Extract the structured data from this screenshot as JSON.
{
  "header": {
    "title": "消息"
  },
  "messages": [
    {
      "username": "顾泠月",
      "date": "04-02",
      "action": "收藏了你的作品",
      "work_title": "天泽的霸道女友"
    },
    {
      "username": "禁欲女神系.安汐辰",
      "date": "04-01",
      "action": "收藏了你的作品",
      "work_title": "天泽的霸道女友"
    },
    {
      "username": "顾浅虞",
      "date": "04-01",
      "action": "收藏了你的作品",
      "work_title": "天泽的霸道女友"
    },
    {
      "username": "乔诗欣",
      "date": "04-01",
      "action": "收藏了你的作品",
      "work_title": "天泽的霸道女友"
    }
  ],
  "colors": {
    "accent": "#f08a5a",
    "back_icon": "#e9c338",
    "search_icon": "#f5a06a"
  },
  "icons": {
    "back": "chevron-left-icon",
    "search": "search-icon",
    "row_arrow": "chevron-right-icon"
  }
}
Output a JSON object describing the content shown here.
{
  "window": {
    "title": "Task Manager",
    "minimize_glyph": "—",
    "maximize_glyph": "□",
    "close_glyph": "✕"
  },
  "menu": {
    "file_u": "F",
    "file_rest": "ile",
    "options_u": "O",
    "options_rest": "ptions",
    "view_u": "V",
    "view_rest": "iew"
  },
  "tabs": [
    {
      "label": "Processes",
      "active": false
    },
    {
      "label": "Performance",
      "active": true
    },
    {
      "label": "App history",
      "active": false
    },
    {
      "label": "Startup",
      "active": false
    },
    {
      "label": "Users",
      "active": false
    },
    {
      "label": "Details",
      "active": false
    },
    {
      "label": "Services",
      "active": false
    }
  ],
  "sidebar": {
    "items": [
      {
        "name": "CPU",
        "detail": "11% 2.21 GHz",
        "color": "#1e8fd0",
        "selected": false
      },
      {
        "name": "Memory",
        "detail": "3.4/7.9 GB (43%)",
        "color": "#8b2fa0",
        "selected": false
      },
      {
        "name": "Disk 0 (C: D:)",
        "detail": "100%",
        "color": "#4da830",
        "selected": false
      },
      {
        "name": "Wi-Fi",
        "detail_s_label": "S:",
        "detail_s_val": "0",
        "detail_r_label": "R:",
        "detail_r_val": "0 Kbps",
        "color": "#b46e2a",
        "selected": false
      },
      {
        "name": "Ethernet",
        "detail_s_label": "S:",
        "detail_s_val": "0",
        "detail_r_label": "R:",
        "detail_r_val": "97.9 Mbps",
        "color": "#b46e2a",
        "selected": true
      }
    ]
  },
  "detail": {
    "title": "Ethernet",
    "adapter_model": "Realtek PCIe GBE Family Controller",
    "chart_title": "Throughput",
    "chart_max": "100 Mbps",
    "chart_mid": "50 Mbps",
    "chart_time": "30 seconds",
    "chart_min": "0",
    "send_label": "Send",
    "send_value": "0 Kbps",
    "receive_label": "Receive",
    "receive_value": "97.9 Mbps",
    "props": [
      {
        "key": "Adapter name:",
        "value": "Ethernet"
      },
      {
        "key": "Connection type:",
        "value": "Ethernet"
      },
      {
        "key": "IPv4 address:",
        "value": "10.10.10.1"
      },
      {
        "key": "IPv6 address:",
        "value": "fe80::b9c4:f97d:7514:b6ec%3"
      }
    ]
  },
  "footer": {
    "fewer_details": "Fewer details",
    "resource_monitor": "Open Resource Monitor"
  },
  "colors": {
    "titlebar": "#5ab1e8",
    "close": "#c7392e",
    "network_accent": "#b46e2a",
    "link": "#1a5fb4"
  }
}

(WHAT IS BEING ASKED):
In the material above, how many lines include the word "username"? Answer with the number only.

(RESPONSE BELOW):
4